Number so freshwater mussels in Cumbria have plummeted from up to three million in the 20th century to 500,000
environment
Life and Style
Models – and musicians – on the catwalk in Dior Homme for the men’s 2015/16 fashion show in Paris
fashionAt this season's Paris shows, various labels played with the city boys' favourite
News
i100
Caption competition
Caption competition
Latest stories from i100
Daily Quiz
Have you tried new the Independent Digital Edition apps?
Independent Dating
and  

By clicking 'Search' you
are agreeing to our
Terms of Use.

Career Services

Day In a Page

Iraq invasion 2003: The bloody warnings six wise men gave to Tony Blair as he prepared to launch poorly planned campaign

What the six wise men told Tony Blair

Months before the invasion of Iraq in 2003, experts sought to warn the PM about his plans. Here, four of them recall that day
25 years of The Independent on Sunday: The stories, the writers and the changes over the last quarter of a century

25 years of The Independent on Sunday

The stories, the writers and the changes over the last quarter of a century
Homeless Veterans appeal: 'Really caring is a dangerous emotion in this kind of work'

Homeless Veterans appeal

As head of The Soldiers' Charity, Martin Rutledge has to temper compassion with realism. He tells Chris Green how his Army career prepared him
Wu-Tang Clan and The Sexual Objects offer fans a chance to own the only copies of their latest albums

Smash hit go under the hammer

It's nice to pick up a new record once in a while, but the purchasers of two latest releases can go a step further - by buying the only copy
Geeks who rocked the world: Documentary looks back at origins of the computer-games industry

The geeks who rocked the world

A new documentary looks back at origins of the computer-games industry
Belle & Sebastian interview: Stuart Murdoch reveals how the band is taking a new direction

Belle & Sebastian is taking a new direction

Twenty years ago, Belle & Sebastian was a fey indie band from Glasgow. It still is – except today, as prime mover Stuart Murdoch admits, it has a global cult following, from Hollywood to South Korea
America: Land of the free, home of the political dynasty

America: Land of the free, home of the political dynasty

These days in the US things are pretty much stuck where they are, both in politics and society at large, says Rupert Cornwell
A graphic history of US civil rights – in comic book form

A graphic history of US civil rights – in comic book form

A veteran of the Fifties campaigns is inspiring a new generation of activists
Winston Churchill: the enigma of a British hero

Winston Churchill: the enigma of a British hero

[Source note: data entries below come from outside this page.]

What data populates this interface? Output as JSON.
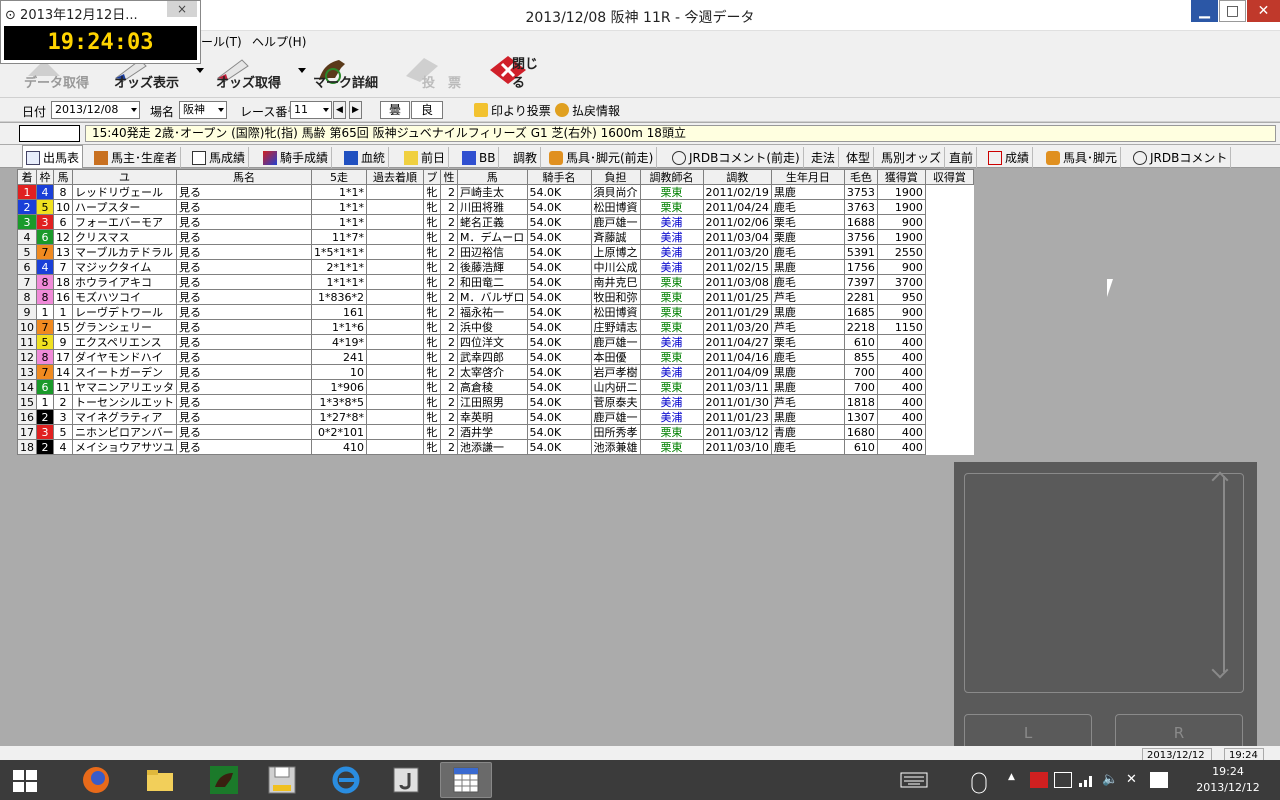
{
  "window": {
    "title": "2013/12/08 阪神 11R - 今週データ"
  },
  "clock": {
    "title": "2013年12月12日...",
    "close": "×",
    "time": "19:24:03"
  },
  "menu": {
    "tool": "ール(T)",
    "help": "ヘルプ(H)"
  },
  "toolbar": {
    "data_get": "データ取得",
    "odds_show": "オッズ表示",
    "odds_get": "オッズ取得",
    "mark_detail": "マーク詳細",
    "vote": "投　票",
    "close": "閉じる"
  },
  "criteria": {
    "date_label": "日付",
    "date_value": "2013/12/08",
    "venue_label": "場名",
    "venue_value": "阪神",
    "race_label": "レース番号",
    "race_value": "11",
    "prev": "◀",
    "next": "▶",
    "weather": "曇",
    "track": "良",
    "mark_vote": "印より投票",
    "payout": "払戻情報"
  },
  "race_info": "15:40発走 2歳･オープン (国際)牝(指) 馬齢 第65回 阪神ジュベナイルフィリーズ G1 芝(右外) 1600m 18頭立",
  "tabs": [
    "出馬表",
    "馬主･生産者",
    "馬成績",
    "騎手成績",
    "血統",
    "前日",
    "BB",
    "調教",
    "馬具･脚元(前走)",
    "JRDBコメント(前走)",
    "走法",
    "体型",
    "馬別オッズ",
    "直前",
    "成績",
    "馬具･脚元",
    "JRDBコメント"
  ],
  "colors": {
    "accent": "#2b57a6",
    "info_bg": "#ffffe0",
    "east": "#008000",
    "west": "#0000cc"
  },
  "table": {
    "headers": [
      "着",
      "枠",
      "馬",
      "ユ",
      "馬名",
      "5走",
      "過去着順",
      "ブ",
      "性",
      "馬",
      "騎手名",
      "負担",
      "調教師名",
      "調教",
      "生年月日",
      "毛色",
      "獲得賞",
      "収得賞"
    ],
    "rows": [
      {
        "waku": "1",
        "uma": "4",
        "yu": "8",
        "name": "レッドリヴェール",
        "go": "見る",
        "past": "1*1*",
        "sex": "牝",
        "age": "2",
        "jockey": "戸崎圭太",
        "weight": "54.0K",
        "trainer": "須貝尚介",
        "stable": "栗東",
        "birth": "2011/02/19",
        "color": "黒鹿",
        "prize": "3753",
        "earn": "1900"
      },
      {
        "waku": "2",
        "uma": "5",
        "yu": "10",
        "name": "ハープスター",
        "go": "見る",
        "past": "1*1*",
        "sex": "牝",
        "age": "2",
        "jockey": "川田将雅",
        "weight": "54.0K",
        "trainer": "松田博資",
        "stable": "栗東",
        "birth": "2011/04/24",
        "color": "鹿毛",
        "prize": "3763",
        "earn": "1900"
      },
      {
        "waku": "3",
        "uma": "3",
        "yu": "6",
        "name": "フォーエバーモア",
        "go": "見る",
        "past": "1*1*",
        "sex": "牝",
        "age": "2",
        "jockey": "蛯名正義",
        "weight": "54.0K",
        "trainer": "鹿戸雄一",
        "stable": "美浦",
        "birth": "2011/02/06",
        "color": "栗毛",
        "prize": "1688",
        "earn": "900"
      },
      {
        "waku": "4",
        "uma": "6",
        "yu": "12",
        "name": "クリスマス",
        "go": "見る",
        "past": "11*7*",
        "sex": "牝",
        "age": "2",
        "jockey": "M．デムーロ",
        "weight": "54.0K",
        "trainer": "斉藤誠",
        "stable": "美浦",
        "birth": "2011/03/04",
        "color": "栗鹿",
        "prize": "3756",
        "earn": "1900"
      },
      {
        "waku": "5",
        "uma": "7",
        "yu": "13",
        "name": "マーブルカテドラル",
        "go": "見る",
        "past": "1*5*1*1*",
        "sex": "牝",
        "age": "2",
        "jockey": "田辺裕信",
        "weight": "54.0K",
        "trainer": "上原博之",
        "stable": "美浦",
        "birth": "2011/03/20",
        "color": "鹿毛",
        "prize": "5391",
        "earn": "2550"
      },
      {
        "waku": "6",
        "uma": "4",
        "yu": "7",
        "name": "マジックタイム",
        "go": "見る",
        "past": "2*1*1*",
        "sex": "牝",
        "age": "2",
        "jockey": "後藤浩輝",
        "weight": "54.0K",
        "trainer": "中川公成",
        "stable": "美浦",
        "birth": "2011/02/15",
        "color": "黒鹿",
        "prize": "1756",
        "earn": "900"
      },
      {
        "waku": "7",
        "uma": "8",
        "yu": "18",
        "name": "ホウライアキコ",
        "go": "見る",
        "past": "1*1*1*",
        "sex": "牝",
        "age": "2",
        "jockey": "和田竜二",
        "weight": "54.0K",
        "trainer": "南井克巳",
        "stable": "栗東",
        "birth": "2011/03/08",
        "color": "鹿毛",
        "prize": "7397",
        "earn": "3700"
      },
      {
        "waku": "8",
        "uma": "8",
        "yu": "16",
        "name": "モズハツコイ",
        "go": "見る",
        "past": "1*836*2",
        "sex": "牝",
        "age": "2",
        "jockey": "M．バルザロ",
        "weight": "54.0K",
        "trainer": "牧田和弥",
        "stable": "栗東",
        "birth": "2011/01/25",
        "color": "芦毛",
        "prize": "2281",
        "earn": "950"
      },
      {
        "waku": "9",
        "uma": "1",
        "yu": "1",
        "name": "レーヴデトワール",
        "go": "見る",
        "past": "161",
        "sex": "牝",
        "age": "2",
        "jockey": "福永祐一",
        "weight": "54.0K",
        "trainer": "松田博資",
        "stable": "栗東",
        "birth": "2011/01/29",
        "color": "黒鹿",
        "prize": "1685",
        "earn": "900"
      },
      {
        "waku": "10",
        "uma": "7",
        "yu": "15",
        "name": "グランシェリー",
        "go": "見る",
        "past": "1*1*6",
        "sex": "牝",
        "age": "2",
        "jockey": "浜中俊",
        "weight": "54.0K",
        "trainer": "庄野靖志",
        "stable": "栗東",
        "birth": "2011/03/20",
        "color": "芦毛",
        "prize": "2218",
        "earn": "1150"
      },
      {
        "waku": "11",
        "uma": "5",
        "yu": "9",
        "name": "エクスペリエンス",
        "go": "見る",
        "past": "4*19*",
        "sex": "牝",
        "age": "2",
        "jockey": "四位洋文",
        "weight": "54.0K",
        "trainer": "鹿戸雄一",
        "stable": "美浦",
        "birth": "2011/04/27",
        "color": "栗毛",
        "prize": "610",
        "earn": "400"
      },
      {
        "waku": "12",
        "uma": "8",
        "yu": "17",
        "name": "ダイヤモンドハイ",
        "go": "見る",
        "past": "241",
        "sex": "牝",
        "age": "2",
        "jockey": "武幸四郎",
        "weight": "54.0K",
        "trainer": "本田優",
        "stable": "栗東",
        "birth": "2011/04/16",
        "color": "鹿毛",
        "prize": "855",
        "earn": "400"
      },
      {
        "waku": "13",
        "uma": "7",
        "yu": "14",
        "name": "スイートガーデン",
        "go": "見る",
        "past": "10",
        "sex": "牝",
        "age": "2",
        "jockey": "太宰啓介",
        "weight": "54.0K",
        "trainer": "岩戸孝樹",
        "stable": "美浦",
        "birth": "2011/04/09",
        "color": "黒鹿",
        "prize": "700",
        "earn": "400"
      },
      {
        "waku": "14",
        "uma": "6",
        "yu": "11",
        "name": "ヤマニンアリエッタ",
        "go": "見る",
        "past": "1*906",
        "sex": "牝",
        "age": "2",
        "jockey": "高倉稜",
        "weight": "54.0K",
        "trainer": "山内研二",
        "stable": "栗東",
        "birth": "2011/03/11",
        "color": "黒鹿",
        "prize": "700",
        "earn": "400"
      },
      {
        "waku": "15",
        "uma": "1",
        "yu": "2",
        "name": "トーセンシルエット",
        "go": "見る",
        "past": "1*3*8*5",
        "sex": "牝",
        "age": "2",
        "jockey": "江田照男",
        "weight": "54.0K",
        "trainer": "菅原泰夫",
        "stable": "美浦",
        "birth": "2011/01/30",
        "color": "芦毛",
        "prize": "1818",
        "earn": "400"
      },
      {
        "waku": "16",
        "uma": "2",
        "yu": "3",
        "name": "マイネグラティア",
        "go": "見る",
        "past": "1*27*8*",
        "sex": "牝",
        "age": "2",
        "jockey": "幸英明",
        "weight": "54.0K",
        "trainer": "鹿戸雄一",
        "stable": "美浦",
        "birth": "2011/01/23",
        "color": "黒鹿",
        "prize": "1307",
        "earn": "400"
      },
      {
        "waku": "17",
        "uma": "3",
        "yu": "5",
        "name": "ニホンピロアンバー",
        "go": "見る",
        "past": "0*2*101",
        "sex": "牝",
        "age": "2",
        "jockey": "酒井学",
        "weight": "54.0K",
        "trainer": "田所秀孝",
        "stable": "栗東",
        "birth": "2011/03/12",
        "color": "青鹿",
        "prize": "1680",
        "earn": "400"
      },
      {
        "waku": "18",
        "uma": "2",
        "yu": "4",
        "name": "メイショウアサツユ",
        "go": "見る",
        "past": "410",
        "sex": "牝",
        "age": "2",
        "jockey": "池添謙一",
        "weight": "54.0K",
        "trainer": "池添兼雄",
        "stable": "栗東",
        "birth": "2011/03/10",
        "color": "鹿毛",
        "prize": "610",
        "earn": "400"
      }
    ]
  },
  "touchpad": {
    "left": "L",
    "right": "R"
  },
  "status": {
    "date": "2013/12/12",
    "time": "19:24"
  },
  "taskbar": {
    "time": "19:24",
    "date": "2013/12/12"
  }
}
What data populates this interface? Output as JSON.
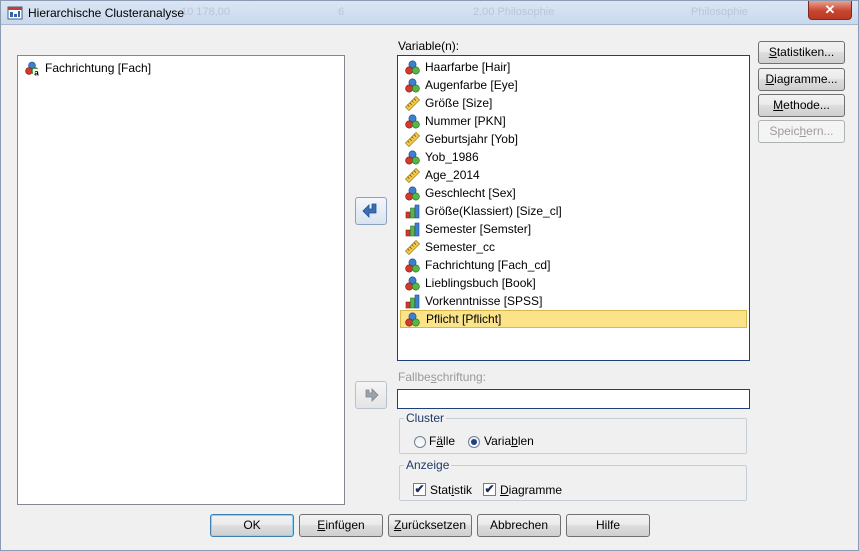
{
  "window": {
    "title": "Hierarchische Clusteranalyse",
    "ghost_text": [
      "10 178,00",
      "6",
      "2,00 Philosophie",
      "Philosophie"
    ]
  },
  "source_list": {
    "items": [
      {
        "label": "Fachrichtung [Fach]",
        "icon": "nominal-string-icon"
      }
    ]
  },
  "variables": {
    "label": "Variable(n):",
    "items": [
      {
        "label": "Haarfarbe [Hair]",
        "icon": "nominal-icon"
      },
      {
        "label": "Augenfarbe [Eye]",
        "icon": "nominal-icon"
      },
      {
        "label": "Größe [Size]",
        "icon": "scale-icon"
      },
      {
        "label": "Nummer [PKN]",
        "icon": "nominal-icon"
      },
      {
        "label": "Geburtsjahr [Yob]",
        "icon": "scale-icon"
      },
      {
        "label": "Yob_1986",
        "icon": "nominal-icon"
      },
      {
        "label": "Age_2014",
        "icon": "scale-icon"
      },
      {
        "label": "Geschlecht [Sex]",
        "icon": "nominal-icon"
      },
      {
        "label": "Größe(Klassiert) [Size_cl]",
        "icon": "ordinal-icon"
      },
      {
        "label": "Semester [Semster]",
        "icon": "ordinal-icon"
      },
      {
        "label": "Semester_cc",
        "icon": "scale-icon"
      },
      {
        "label": "Fachrichtung [Fach_cd]",
        "icon": "nominal-icon"
      },
      {
        "label": "Lieblingsbuch [Book]",
        "icon": "nominal-icon"
      },
      {
        "label": "Vorkenntnisse [SPSS]",
        "icon": "ordinal-icon"
      },
      {
        "label": "Pflicht [Pflicht]",
        "icon": "nominal-icon",
        "selected": true
      }
    ]
  },
  "fallbeschriftung": {
    "label_pre": "Fallbe",
    "label_u": "s",
    "label_post": "chriftung:",
    "value": ""
  },
  "cluster": {
    "title": "Cluster",
    "options": [
      {
        "pre": "F",
        "u": "ä",
        "post": "lle",
        "checked": false
      },
      {
        "pre": "Varia",
        "u": "b",
        "post": "len",
        "checked": true
      }
    ]
  },
  "anzeige": {
    "title": "Anzeige",
    "options": [
      {
        "pre": "Stat",
        "u": "i",
        "post": "stik",
        "checked": true
      },
      {
        "pre": "",
        "u": "D",
        "post": "iagramme",
        "checked": true
      }
    ]
  },
  "side_buttons": [
    {
      "pre": "",
      "u": "S",
      "post": "tatistiken...",
      "disabled": false
    },
    {
      "pre": "",
      "u": "D",
      "post": "iagramme...",
      "disabled": false
    },
    {
      "pre": "",
      "u": "M",
      "post": "ethode...",
      "disabled": false
    },
    {
      "pre": "Speic",
      "u": "h",
      "post": "ern...",
      "disabled": true
    }
  ],
  "bottom_buttons": [
    {
      "pre": "OK",
      "u": "",
      "post": "",
      "default": true
    },
    {
      "pre": "",
      "u": "E",
      "post": "infügen"
    },
    {
      "pre": "",
      "u": "Z",
      "post": "urücksetzen"
    },
    {
      "pre": "Abbrechen",
      "u": "",
      "post": ""
    },
    {
      "pre": "Hilfe",
      "u": "",
      "post": ""
    }
  ],
  "colors": {
    "selection": "#fbe38a",
    "title_gradient_top": "#dbe6f4",
    "close_red": "#c7452f",
    "group_title": "#1f3a6a"
  }
}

A C Benson called him 'a horrid little fellow', George Orwell would have shot him, but what a giant he seems now, says DJ Taylor
Growing mussels: Precious freshwater shellfish are thriving in a unique green project

Growing mussels

Precious freshwater shellfish are thriving in a unique green project
Diana Krall: The jazz singer on being friends with Elton John, outer space and skiing in Dubai

Diana Krall interview

The jazz singer on being friends with Elton John, outer space and skiing in Dubai
Pinstriped for action: A glimpse of what the very rich man will be wearing this winter

Pinstriped for action

A glimpse of what the very rich man will be wearing this winter
Russell T Davies & Ben Cook: 'Our friendship flourished online. You can share some very revelatory moments at four in the morning…'

Russell T Davies & Ben Cook: How we met

'Our friendship flourished online. You can share some very revelatory moments at four in the morning…'
Bill Granger recipes: Our chef serves up his favourite Japanese dishes

Bill Granger's Japanese recipes

Stock up on mirin, soy and miso and you have the makings of everyday Japanese cuisine
Michael Calvin: How we need more Eric Cantonas to knock some sense into us

Michael Calvin's Last Word

How we need more Eric Cantonas to knock some sense into us